## RECORD SET
======
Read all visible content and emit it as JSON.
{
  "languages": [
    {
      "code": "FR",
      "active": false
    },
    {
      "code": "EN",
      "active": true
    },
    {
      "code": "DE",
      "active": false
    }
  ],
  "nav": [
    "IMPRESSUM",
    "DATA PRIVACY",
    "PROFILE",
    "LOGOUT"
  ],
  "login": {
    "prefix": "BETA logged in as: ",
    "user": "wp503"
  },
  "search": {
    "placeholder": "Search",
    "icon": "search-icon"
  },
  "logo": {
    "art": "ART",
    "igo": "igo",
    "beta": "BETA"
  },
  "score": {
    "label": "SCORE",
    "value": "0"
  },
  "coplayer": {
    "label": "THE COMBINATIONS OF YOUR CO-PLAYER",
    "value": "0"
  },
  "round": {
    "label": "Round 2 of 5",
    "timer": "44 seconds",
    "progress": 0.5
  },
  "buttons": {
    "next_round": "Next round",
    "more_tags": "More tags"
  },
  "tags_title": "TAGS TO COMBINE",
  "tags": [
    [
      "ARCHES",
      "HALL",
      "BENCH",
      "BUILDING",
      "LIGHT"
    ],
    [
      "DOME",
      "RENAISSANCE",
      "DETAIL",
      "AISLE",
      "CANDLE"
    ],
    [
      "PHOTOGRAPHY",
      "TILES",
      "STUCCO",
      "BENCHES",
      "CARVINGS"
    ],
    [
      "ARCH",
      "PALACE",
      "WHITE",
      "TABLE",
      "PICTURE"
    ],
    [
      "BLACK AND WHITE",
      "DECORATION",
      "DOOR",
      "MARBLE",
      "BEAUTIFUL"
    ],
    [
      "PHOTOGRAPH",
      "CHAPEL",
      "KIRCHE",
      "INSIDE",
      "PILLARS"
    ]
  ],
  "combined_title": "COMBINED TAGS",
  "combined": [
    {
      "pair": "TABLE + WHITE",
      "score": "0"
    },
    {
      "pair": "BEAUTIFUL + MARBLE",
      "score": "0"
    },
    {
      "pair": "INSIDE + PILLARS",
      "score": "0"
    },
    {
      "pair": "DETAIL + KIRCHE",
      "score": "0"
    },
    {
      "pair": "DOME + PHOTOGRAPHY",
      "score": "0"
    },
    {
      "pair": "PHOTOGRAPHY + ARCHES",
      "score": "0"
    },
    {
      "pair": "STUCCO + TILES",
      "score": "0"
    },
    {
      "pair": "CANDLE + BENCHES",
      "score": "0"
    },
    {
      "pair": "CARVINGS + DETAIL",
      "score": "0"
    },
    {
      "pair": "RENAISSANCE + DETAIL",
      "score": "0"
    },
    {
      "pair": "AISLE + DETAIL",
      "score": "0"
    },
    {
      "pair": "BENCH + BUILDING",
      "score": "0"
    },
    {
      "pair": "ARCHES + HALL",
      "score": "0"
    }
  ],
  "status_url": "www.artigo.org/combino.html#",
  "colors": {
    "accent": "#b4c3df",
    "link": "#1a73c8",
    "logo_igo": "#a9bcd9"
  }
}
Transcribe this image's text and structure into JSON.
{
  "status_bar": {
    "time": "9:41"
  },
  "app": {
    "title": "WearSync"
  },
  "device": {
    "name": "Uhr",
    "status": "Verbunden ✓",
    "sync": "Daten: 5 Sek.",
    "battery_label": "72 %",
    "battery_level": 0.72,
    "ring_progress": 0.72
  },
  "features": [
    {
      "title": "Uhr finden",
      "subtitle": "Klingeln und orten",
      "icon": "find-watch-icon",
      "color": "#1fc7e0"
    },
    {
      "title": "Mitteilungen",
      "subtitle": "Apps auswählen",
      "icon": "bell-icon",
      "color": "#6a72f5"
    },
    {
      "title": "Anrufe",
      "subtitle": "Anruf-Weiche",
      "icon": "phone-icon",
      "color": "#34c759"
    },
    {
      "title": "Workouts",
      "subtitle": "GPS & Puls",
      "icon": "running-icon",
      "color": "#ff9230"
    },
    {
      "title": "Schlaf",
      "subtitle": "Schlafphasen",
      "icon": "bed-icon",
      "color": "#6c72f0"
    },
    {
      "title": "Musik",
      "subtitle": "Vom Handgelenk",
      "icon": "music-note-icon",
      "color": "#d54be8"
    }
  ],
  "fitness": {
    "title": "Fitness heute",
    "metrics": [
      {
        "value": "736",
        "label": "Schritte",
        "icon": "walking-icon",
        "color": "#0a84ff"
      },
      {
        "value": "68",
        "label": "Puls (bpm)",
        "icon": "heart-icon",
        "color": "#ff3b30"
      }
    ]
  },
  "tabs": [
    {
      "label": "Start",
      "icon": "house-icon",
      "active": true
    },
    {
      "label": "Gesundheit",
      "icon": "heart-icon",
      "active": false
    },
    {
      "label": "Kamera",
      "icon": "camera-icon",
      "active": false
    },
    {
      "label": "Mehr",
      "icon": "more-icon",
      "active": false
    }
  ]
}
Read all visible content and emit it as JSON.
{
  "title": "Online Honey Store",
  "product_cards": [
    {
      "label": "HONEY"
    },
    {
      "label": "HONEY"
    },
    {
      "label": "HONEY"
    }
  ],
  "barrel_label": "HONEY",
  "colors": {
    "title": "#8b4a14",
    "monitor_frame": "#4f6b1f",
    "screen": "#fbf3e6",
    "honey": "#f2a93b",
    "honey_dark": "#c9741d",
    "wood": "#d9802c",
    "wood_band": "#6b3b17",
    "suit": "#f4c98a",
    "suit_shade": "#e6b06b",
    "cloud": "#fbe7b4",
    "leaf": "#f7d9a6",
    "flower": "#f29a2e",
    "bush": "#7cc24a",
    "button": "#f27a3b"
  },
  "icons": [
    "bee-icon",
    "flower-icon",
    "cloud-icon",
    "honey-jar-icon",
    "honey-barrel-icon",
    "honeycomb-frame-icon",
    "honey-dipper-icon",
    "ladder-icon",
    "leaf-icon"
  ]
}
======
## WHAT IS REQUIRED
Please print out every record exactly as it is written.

## ANSWER TO THE EXERCISE
Read all visible content and emit it as JSON.
{
  "languages": [
    {
      "code": "FR",
      "active": false
    },
    {
      "code": "EN",
      "active": true
    },
    {
      "code": "DE",
      "active": false
    }
  ],
  "nav": [
    "IMPRESSUM",
    "DATA PRIVACY",
    "PROFILE",
    "LOGOUT"
  ],
  "login": {
    "prefix": "BETA logged in as: ",
    "user": "wp503"
  },
  "search": {
    "placeholder": "Search",
    "icon": "search-icon"
  },
  "logo": {
    "art": "ART",
    "igo": "igo",
    "beta": "BETA"
  },
  "score": {
    "label": "SCORE",
    "value": "0"
  },
  "coplayer": {
    "label": "THE COMBINATIONS OF YOUR CO-PLAYER",
    "value": "0"
  },
  "round": {
    "label": "Round 2 of 5",
    "timer": "44 seconds",
    "progress": 0.5
  },
  "buttons": {
    "next_round": "Next round",
    "more_tags": "More tags"
  },
  "tags_title": "TAGS TO COMBINE",
  "tags": [
    [
      "ARCHES",
      "HALL",
      "BENCH",
      "BUILDING",
      "LIGHT"
    ],
    [
      "DOME",
      "RENAISSANCE",
      "DETAIL",
      "AISLE",
      "CANDLE"
    ],
    [
      "PHOTOGRAPHY",
      "TILES",
      "STUCCO",
      "BENCHES",
      "CARVINGS"
    ],
    [
      "ARCH",
      "PALACE",
      "WHITE",
      "TABLE",
      "PICTURE"
    ],
    [
      "BLACK AND WHITE",
      "DECORATION",
      "DOOR",
      "MARBLE",
      "BEAUTIFUL"
    ],
    [
      "PHOTOGRAPH",
      "CHAPEL",
      "KIRCHE",
      "INSIDE",
      "PILLARS"
    ]
  ],
  "combined_title": "COMBINED TAGS",
  "combined": [
    {
      "pair": "TABLE + WHITE",
      "score": "0"
    },
    {
      "pair": "BEAUTIFUL + MARBLE",
      "score": "0"
    },
    {
      "pair": "INSIDE + PILLARS",
      "score": "0"
    },
    {
      "pair": "DETAIL + KIRCHE",
      "score": "0"
    },
    {
      "pair": "DOME + PHOTOGRAPHY",
      "score": "0"
    },
    {
      "pair": "PHOTOGRAPHY + ARCHES",
      "score": "0"
    },
    {
      "pair": "STUCCO + TILES",
      "score": "0"
    },
    {
      "pair": "CANDLE + BENCHES",
      "score": "0"
    },
    {
      "pair": "CARVINGS + DETAIL",
      "score": "0"
    },
    {
      "pair": "RENAISSANCE + DETAIL",
      "score": "0"
    },
    {
      "pair": "AISLE + DETAIL",
      "score": "0"
    },
    {
      "pair": "BENCH + BUILDING",
      "score": "0"
    },
    {
      "pair": "ARCHES + HALL",
      "score": "0"
    }
  ],
  "status_url": "www.artigo.org/combino.html#",
  "colors": {
    "accent": "#b4c3df",
    "link": "#1a73c8",
    "logo_igo": "#a9bcd9"
  }
}
Transcribe this image's text and structure into JSON.
{
  "status_bar": {
    "time": "9:41"
  },
  "app": {
    "title": "WearSync"
  },
  "device": {
    "name": "Uhr",
    "status": "Verbunden ✓",
    "sync": "Daten: 5 Sek.",
    "battery_label": "72 %",
    "battery_level": 0.72,
    "ring_progress": 0.72
  },
  "features": [
    {
      "title": "Uhr finden",
      "subtitle": "Klingeln und orten",
      "icon": "find-watch-icon",
      "color": "#1fc7e0"
    },
    {
      "title": "Mitteilungen",
      "subtitle": "Apps auswählen",
      "icon": "bell-icon",
      "color": "#6a72f5"
    },
    {
      "title": "Anrufe",
      "subtitle": "Anruf-Weiche",
      "icon": "phone-icon",
      "color": "#34c759"
    },
    {
      "title": "Workouts",
      "subtitle": "GPS & Puls",
      "icon": "running-icon",
      "color": "#ff9230"
    },
    {
      "title": "Schlaf",
      "subtitle": "Schlafphasen",
      "icon": "bed-icon",
      "color": "#6c72f0"
    },
    {
      "title": "Musik",
      "subtitle": "Vom Handgelenk",
      "icon": "music-note-icon",
      "color": "#d54be8"
    }
  ],
  "fitness": {
    "title": "Fitness heute",
    "metrics": [
      {
        "value": "736",
        "label": "Schritte",
        "icon": "walking-icon",
        "color": "#0a84ff"
      },
      {
        "value": "68",
        "label": "Puls (bpm)",
        "icon": "heart-icon",
        "color": "#ff3b30"
      }
    ]
  },
  "tabs": [
    {
      "label": "Start",
      "icon": "house-icon",
      "active": true
    },
    {
      "label": "Gesundheit",
      "icon": "heart-icon",
      "active": false
    },
    {
      "label": "Kamera",
      "icon": "camera-icon",
      "active": false
    },
    {
      "label": "Mehr",
      "icon": "more-icon",
      "active": false
    }
  ]
}
Read all visible content and emit it as JSON.
{
  "title": "Online Honey Store",
  "product_cards": [
    {
      "label": "HONEY"
    },
    {
      "label": "HONEY"
    },
    {
      "label": "HONEY"
    }
  ],
  "barrel_label": "HONEY",
  "colors": {
    "title": "#8b4a14",
    "monitor_frame": "#4f6b1f",
    "screen": "#fbf3e6",
    "honey": "#f2a93b",
    "honey_dark": "#c9741d",
    "wood": "#d9802c",
    "wood_band": "#6b3b17",
    "suit": "#f4c98a",
    "suit_shade": "#e6b06b",
    "cloud": "#fbe7b4",
    "leaf": "#f7d9a6",
    "flower": "#f29a2e",
    "bush": "#7cc24a",
    "button": "#f27a3b"
  },
  "icons": [
    "bee-icon",
    "flower-icon",
    "cloud-icon",
    "honey-jar-icon",
    "honey-barrel-icon",
    "honeycomb-frame-icon",
    "honey-dipper-icon",
    "ladder-icon",
    "leaf-icon"
  ]
}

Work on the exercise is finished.